By Ben White
21 March 2012
This is Israel in 2012 according to a top UN body. Using unprecedented strong language, the UN Committee on the Elimination of Racial Discrimination (CERD) criticised Israeli policies in terms of “apartheid”, as part of their published observations following a regular review.
Affirming the kind of analysis that Israel’s advocates try to dismiss as lies or rhetorical excess, the Committee slammed Israel for violating the right to equality in numerous policy areas. CERD described “segregation between Jewish and non-Jewish communities”, a lack of “equal access to land and property”, and “the ongoing policy of home demolitions and forced displacement of the indigenous Bedouin communities” in the Negev.
The lack of a “prohibition of racial discrimination” in Israel’s Basic Law was highlighted, and more recent developments, such as the restrictions on family unification affecting Palestinian citizens were also part of CERD’s wide-ranging criticisms.
The Committee’s observations also covered Israel’s policies in the Occupied Territories, showing how the same discriminatory patterns are found on both sides of the Green Line. Israeli settlements in the West Bank form part of a regime of “de facto segregation” severe enough to cause the Committee to remind Israel of the “prohibition” of policies of “apartheid”.
According to Dr David Keane, senior lecturer in law at Middlesex University and author of ‘Caste-based Discrimination in International Human Rights Law’, this is “the most cutting CERD recognition and condemnation of a legal system of segregation since apartheid South Africa”.
CERD’s conclusions echo the stream of reports from Palestine/Israel by respected human rights organisations and observers. Last month, the UN’s Special Rapporteur on the right to adequate housing Raquel Rolnik returned from a visit to Palestine/Israel saying she had witnessed “a land development model that excludes, discriminates against and displaces minorities”, including “the implementation of a strategy of Judaization and control of the territory”.
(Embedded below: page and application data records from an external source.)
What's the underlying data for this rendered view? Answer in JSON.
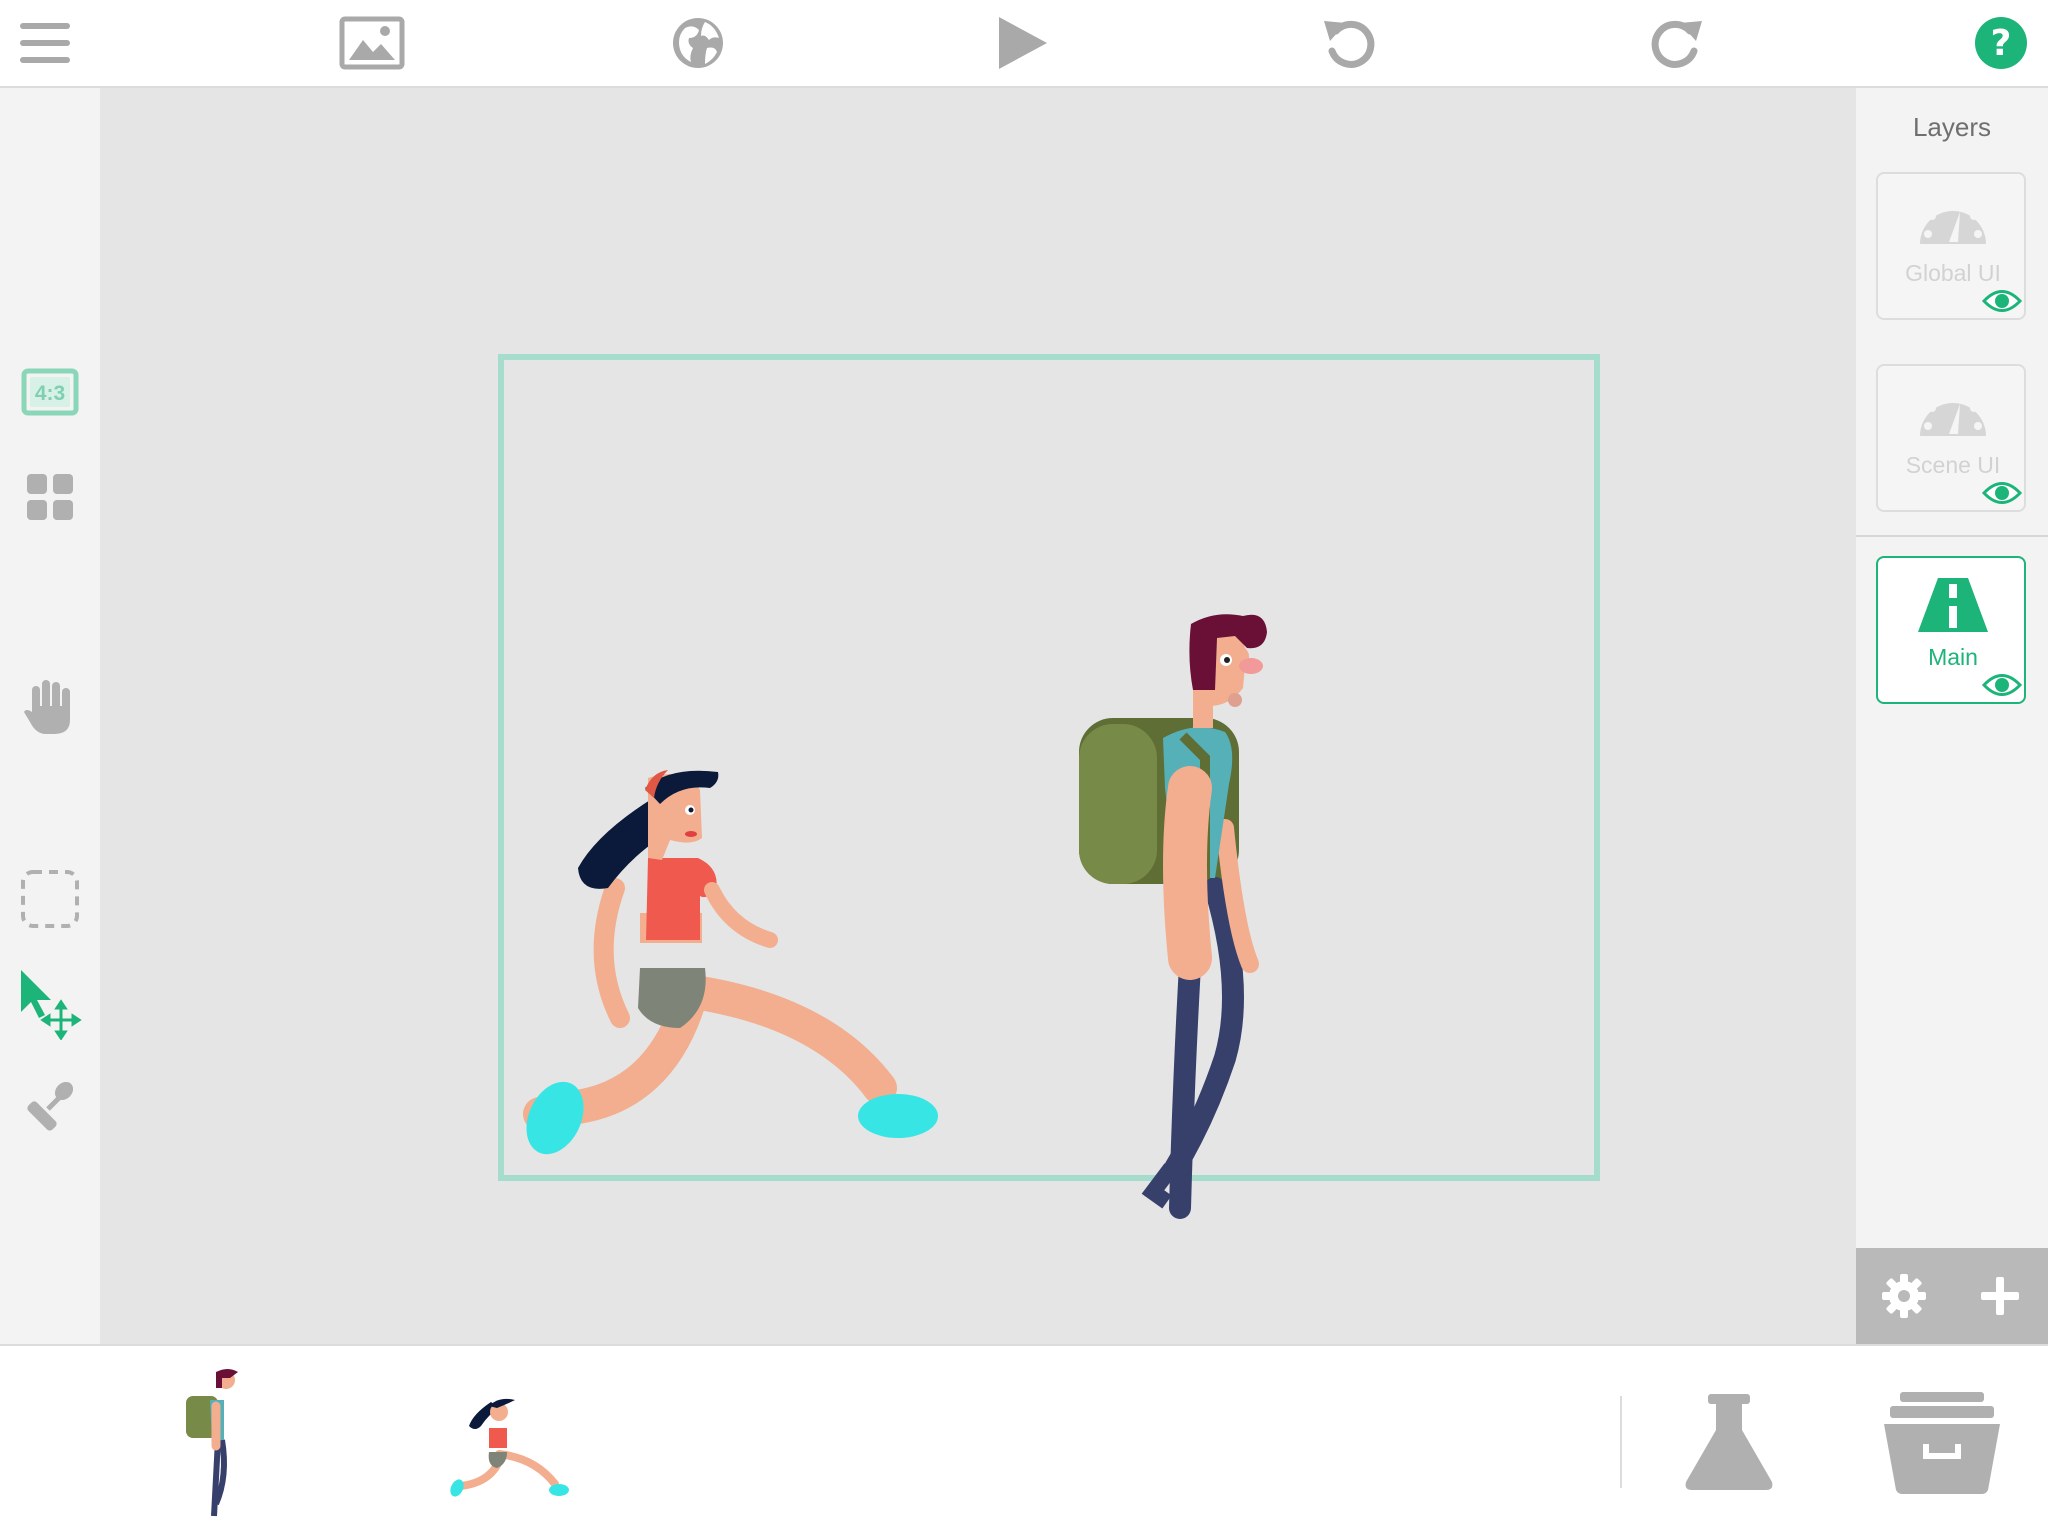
{
  "toolbar": {
    "items": [
      {
        "name": "menu",
        "icon": "hamburger-menu-icon"
      },
      {
        "name": "background",
        "icon": "image-icon"
      },
      {
        "name": "world",
        "icon": "globe-icon"
      },
      {
        "name": "play",
        "icon": "play-icon"
      },
      {
        "name": "undo",
        "icon": "undo-icon"
      },
      {
        "name": "redo",
        "icon": "redo-icon"
      },
      {
        "name": "help",
        "icon": "help-icon",
        "label": "?"
      }
    ]
  },
  "left_tools": {
    "aspect_ratio_label": "4:3",
    "tools": [
      "aspect-ratio",
      "grid",
      "pan",
      "select-area",
      "move-select",
      "stamp"
    ],
    "active_tool": "move-select"
  },
  "stage": {
    "characters": [
      "running-woman",
      "backpacker-man"
    ]
  },
  "layers_panel": {
    "title": "Layers",
    "layers": [
      {
        "label": "Global UI",
        "icon": "speedometer-icon",
        "visible": true,
        "active": false
      },
      {
        "label": "Scene UI",
        "icon": "speedometer-icon",
        "visible": true,
        "active": false
      },
      {
        "label": "Main",
        "icon": "road-icon",
        "visible": true,
        "active": true
      }
    ],
    "actions": [
      "settings",
      "add"
    ]
  },
  "library": {
    "items": [
      "backpacker-man",
      "running-woman"
    ],
    "actions": [
      "lab-flask",
      "storage-box"
    ]
  },
  "colors": {
    "accent": "#1db47a",
    "frame": "#a5dccb",
    "icon_gray": "#b0b0b0",
    "canvas": "#e5e5e5"
  }
}
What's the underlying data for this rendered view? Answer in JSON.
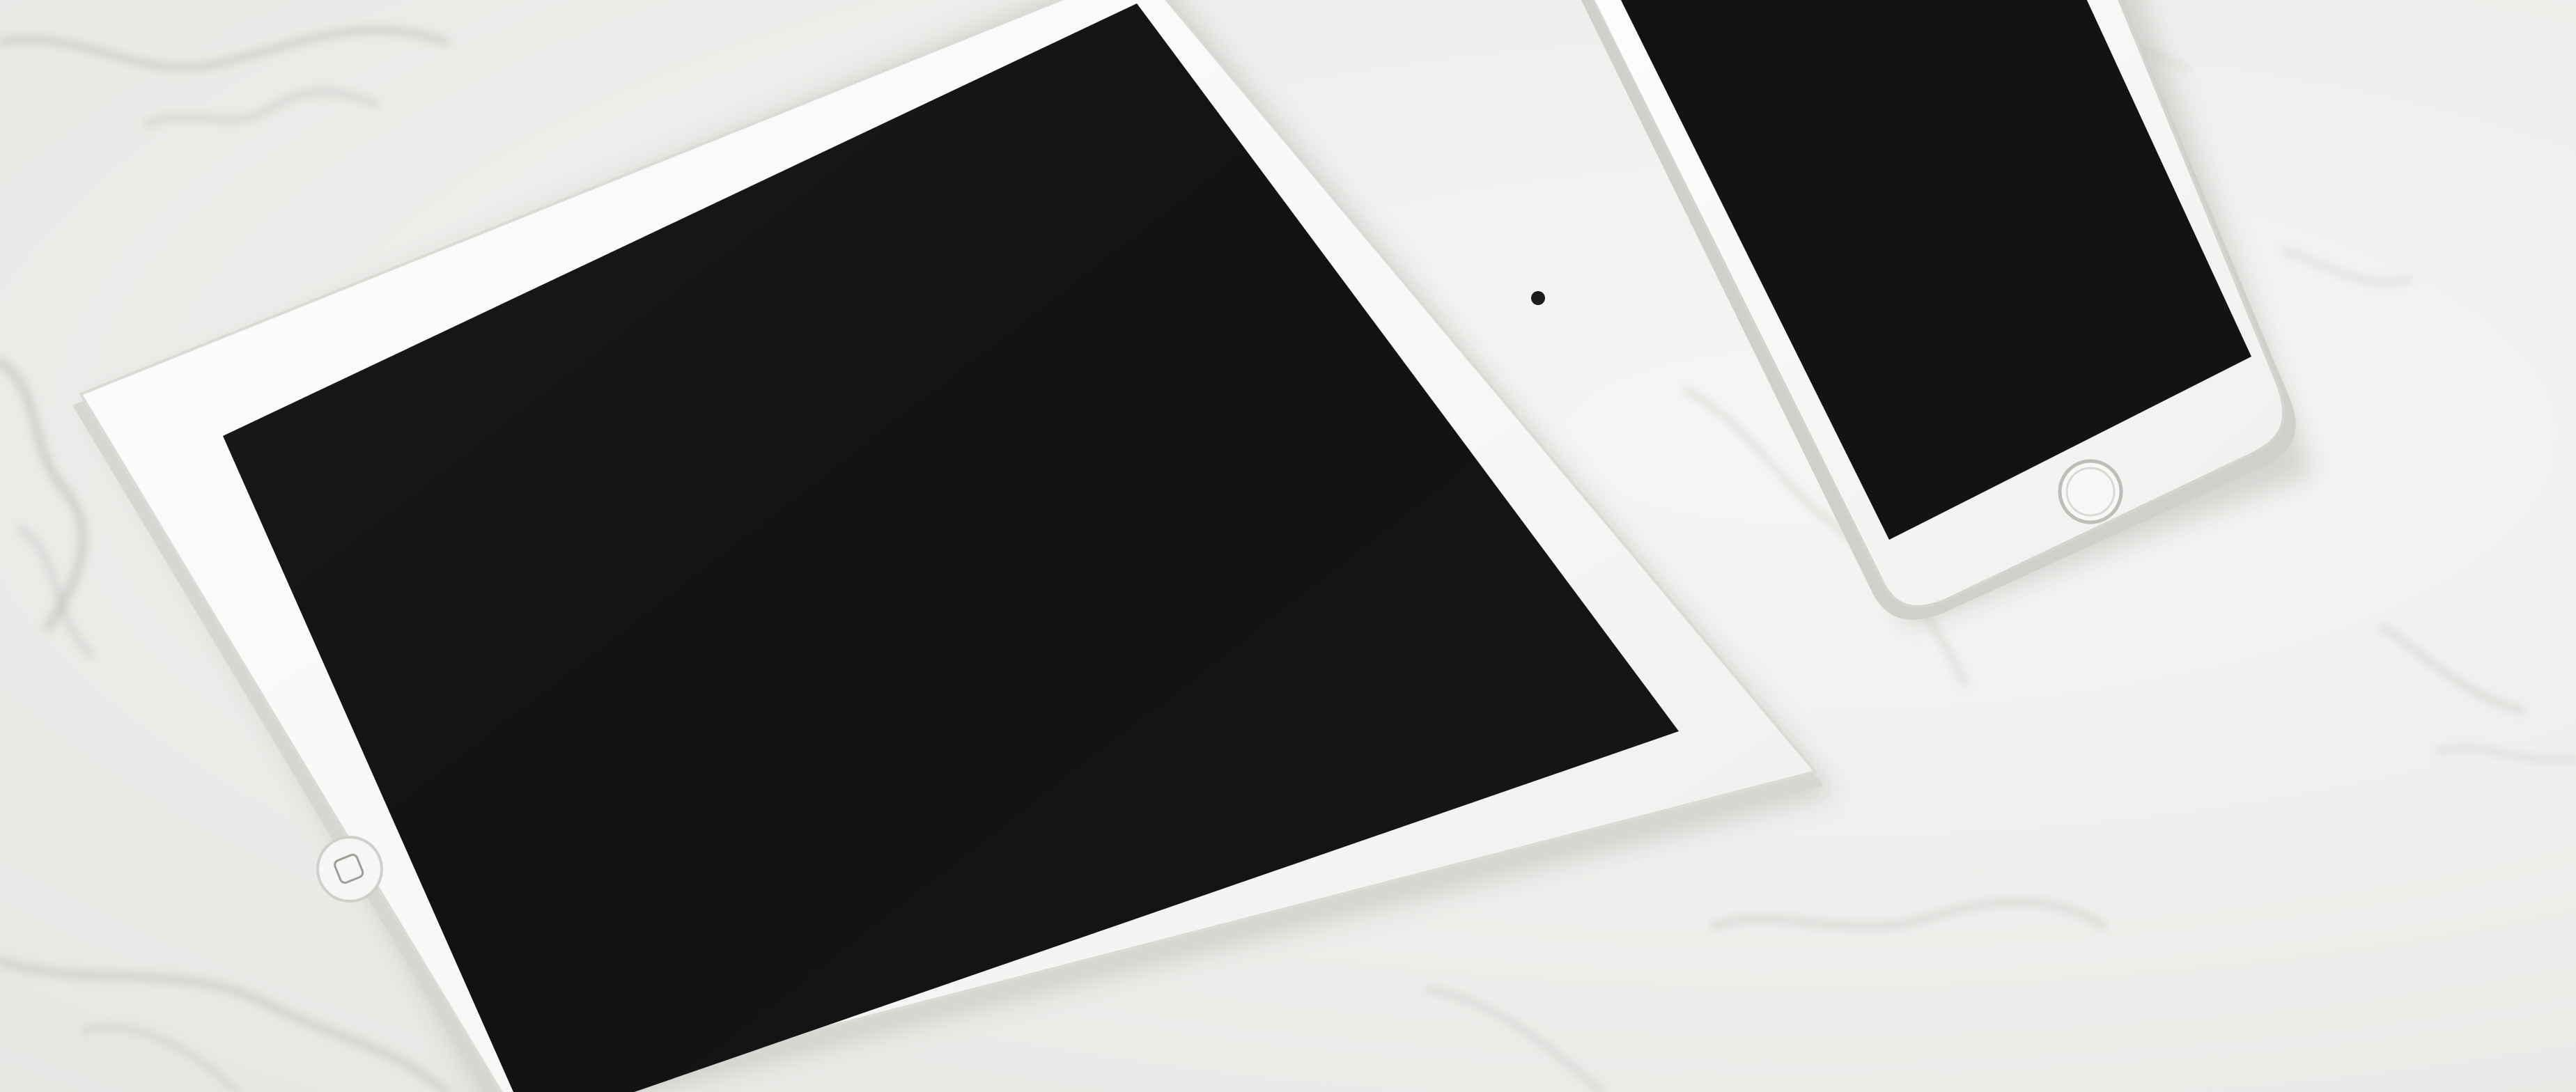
{
  "scene": {
    "description_free": true,
    "surface": {
      "material": "marble",
      "base_color": "#efefec",
      "vein_color": "#b9b9b6"
    },
    "devices": [
      {
        "kind": "tablet",
        "frame_color": "#fafafa",
        "edge_color": "#cfcfcc",
        "screen_color": "#141414",
        "home_button": "square-home-button-icon"
      },
      {
        "kind": "phone",
        "frame_color": "#fafafa",
        "edge_color": "#c9c9c6",
        "screen_color": "#131313",
        "home_button": "ring-home-button-icon"
      }
    ]
  }
}
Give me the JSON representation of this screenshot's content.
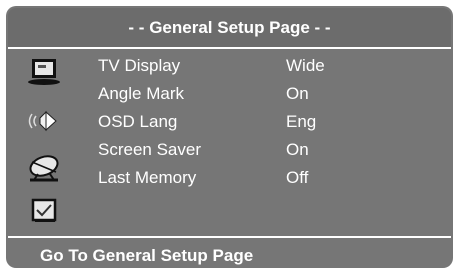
{
  "title": "- - General Setup Page - -",
  "icons": [
    {
      "name": "tv-display-icon"
    },
    {
      "name": "audio-speaker-icon"
    },
    {
      "name": "satellite-dish-icon"
    },
    {
      "name": "checkbox-icon"
    }
  ],
  "menu": {
    "items": [
      {
        "label": "TV Display",
        "value": "Wide"
      },
      {
        "label": "Angle Mark",
        "value": "On"
      },
      {
        "label": "OSD Lang",
        "value": "Eng"
      },
      {
        "label": "Screen Saver",
        "value": "On"
      },
      {
        "label": "Last Memory",
        "value": "Off"
      }
    ]
  },
  "footer": "Go To General Setup Page",
  "colors": {
    "panel": "#767676",
    "title_bar": "#6c6c6c",
    "text": "#ffffff"
  }
}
Human Rights Watch have also recently condemned Israel’s “control over the Palestinian population registry” and the way it has been manipulated to affect “the arbitrary exclusion by the Israeli military of hundreds of thousands of Palestinians since 1967”. In January, the UN Humanitarian Coordinator for the occupied Palestinian territory said Israel was carrying out the “wholesale destruction” of Palestinians’ “homes and livelihoods”.
This is the ‘routine’ nature of colonial rule, something I was reminded of again in person when I made my most recent trip to the region earlier this month. Pass papers and checkpoints, land confiscation and settlements, evictions and exclusive housing developments. As you travel across Palestine/Israel, one is struck not just by how a ‘two state solution’ is dead, but also how what has emerged over the decades is a de facto single state or regime, that across the land between the Jordan River and Mediterranean Sea, controls people’s lives on an ethnocratic basis.
The Israeli government maintains a system that, when examined on the basis of the facts, is racially discriminatory and intended to make sure that land, resources, and certain privileges are kept for the benefit of Jews, at the expense of Palestinians. This is a territory characterised by physically and bureaucratically enforced segregation, that makes a mockery of international law.
Until the appalling, systematic racism that CERD has drawn attention to is challenged, peace will remain elusive. Palestinians denied basic rights, whether with citizenship in the Galilee or under military rule in Bethlehem, need the international community to move beyond reporting on violations – and end them.